May 25th, 2007
Hybrid Musk Rose ‘Penelope’ Austin, TX 2003-11-03. ‘Penelope’ is no blushing, virginal rosebud, but a fullblown, dowager beauty.
I had to pull up ‘Penelope’ today and put it a plastic bag in the trash. I never put my rose cuttings on the compost because it is too easy to spread diseases and ‘Penelope’ succumbed to rose dieback.
I’m really surprised because last fall when ‘Madame Joseph Schwartz’ struggled and died and ‘Prosperity’ held on by one cane (and has now sprouted a second), ‘Penelope’ was growing strong. She had gotten huge and her leaves were large and a deep healthy green. This spring she bloomed more profusely than ever before.
Then as soon as the flowers faded she showed the tell-tale signs. All the leaves on a cane turned yellow overnight.
I tried stripping the leaves and cutting back the canes to green wood. But it didn’t help. In three weeks she went from looking gorgeous to dead.

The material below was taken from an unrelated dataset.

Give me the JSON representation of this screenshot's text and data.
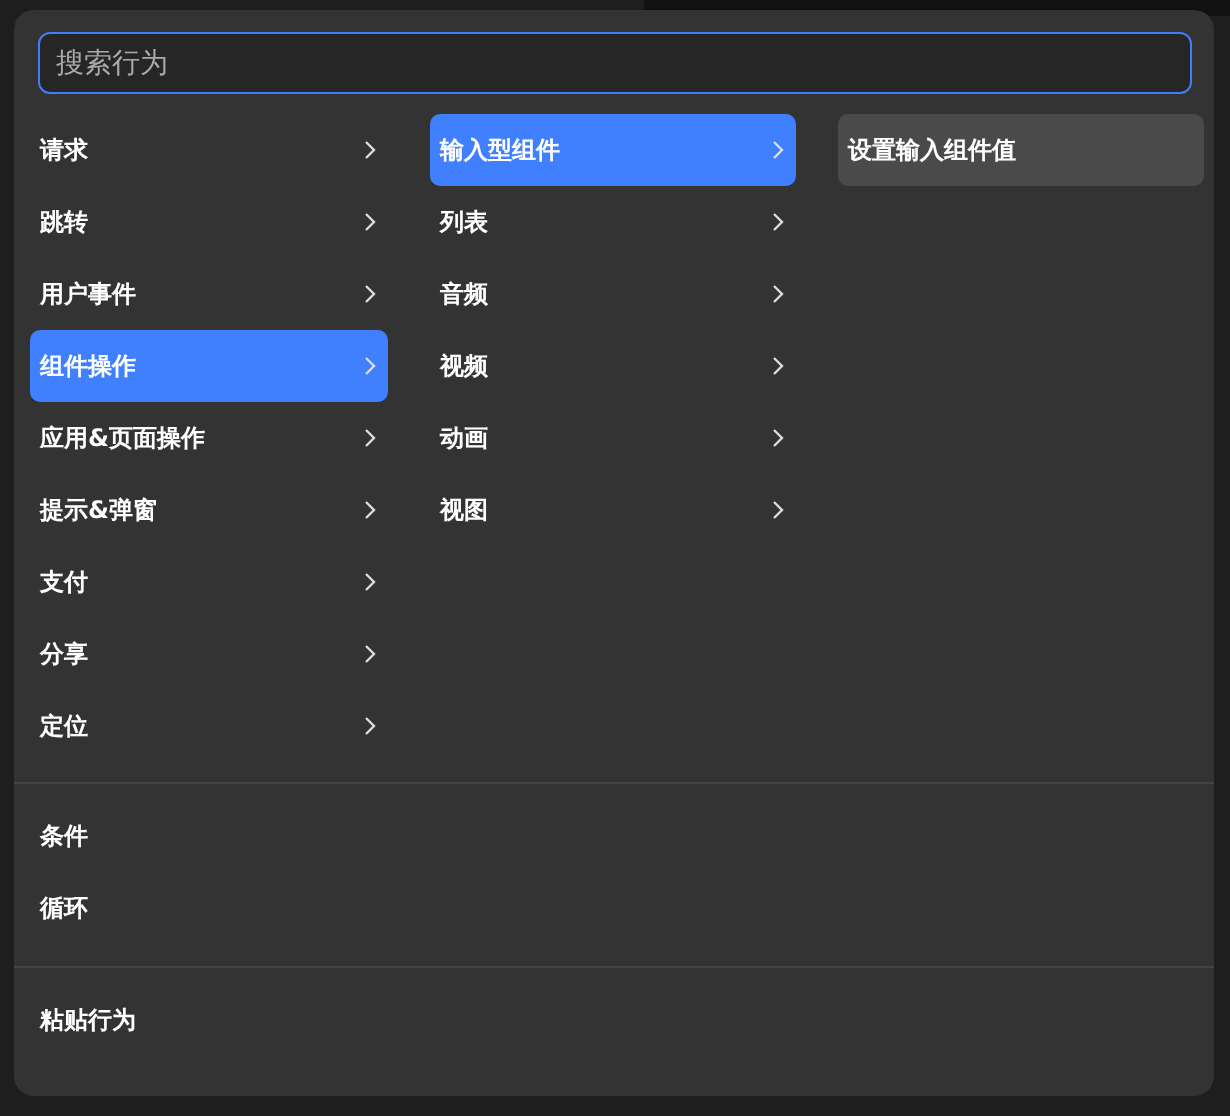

In A Year of Roses Stephen Scanniello says that dieback is a fungal disease and can be spread by allowing water to splash on the leaves when watering or a stressful situation (like last year!) when the roses don’t get enough water. Insects can also spread dieback as the gardener by pruning one rose and then another without sterilyzing (dipping in bleach) the pruning shears.
2007-05-25. Tell-tale signs of cane dieback.
Zanthan Gardens History
I fell in love with ‘Penelope’ the first time I saw a photo of her. Creamy white, blush of pink, peaches and cream–she was all of these. But her most entrancing characteristic was that she seemed to be lit from within. She glowed.
So last year, ‘Penelope’ was on my list of “must buy” roses when we went to the Antique Rose Emporium. That day the ‘Penelope’ roses were looking peaked, so I came home with her older sister ‘Prosperity’ instead. (Both were developed by Joseph Pemberton.)
Happily, this year I found a healthly looking ‘Penelope’ at Barton Springs Nursery (supplied by the Antique Rose Emporium).
Now into her fourth spring in my garden the Hybrid musk rose ‘Penelope’ has really matured. She has produced many large sprays at the end of her long arching boughs, often with up to a dozen flowers in each spray creating an instant bouquet. Like the other hybrid musk roses (‘Prosperity’ and ‘Buff Beauty’) one large flower (3 inches across) blooms first and then as it fades the others in the bouquet open. I’ve read that you’re suppose to pinch the early flower in the bud, but I never do.
Hybrid Musk Rose ‘Penelope’ Austin, TX 2006-03-29. Still wet from yesterday’s record 4 inches of rain.
In my mind ‘Penelope’ is a white rose and am surprised when I look back over my photographs to see her in color. When temperatures are cool (below 60), the flowers open a soft, peachy pink. But when that the temperatures are in the 90s, the color drains away.
This year she leafed out before the spring cankerworms began their assault, but she is particularly affected by them because of her velvety leaves and habit of forming the buds on short stems inside the leaves.
Hybrid musk roses have the reputation of blooming well in filtered shade even with only 5 hours of sunlight. However, I find that ‘Penelope’ blooms does not bloom well after the trees have leafed out. Whether that’s due to lack of sunlight or too much heat, I can’t tell yet.
by M Sinclair Stevens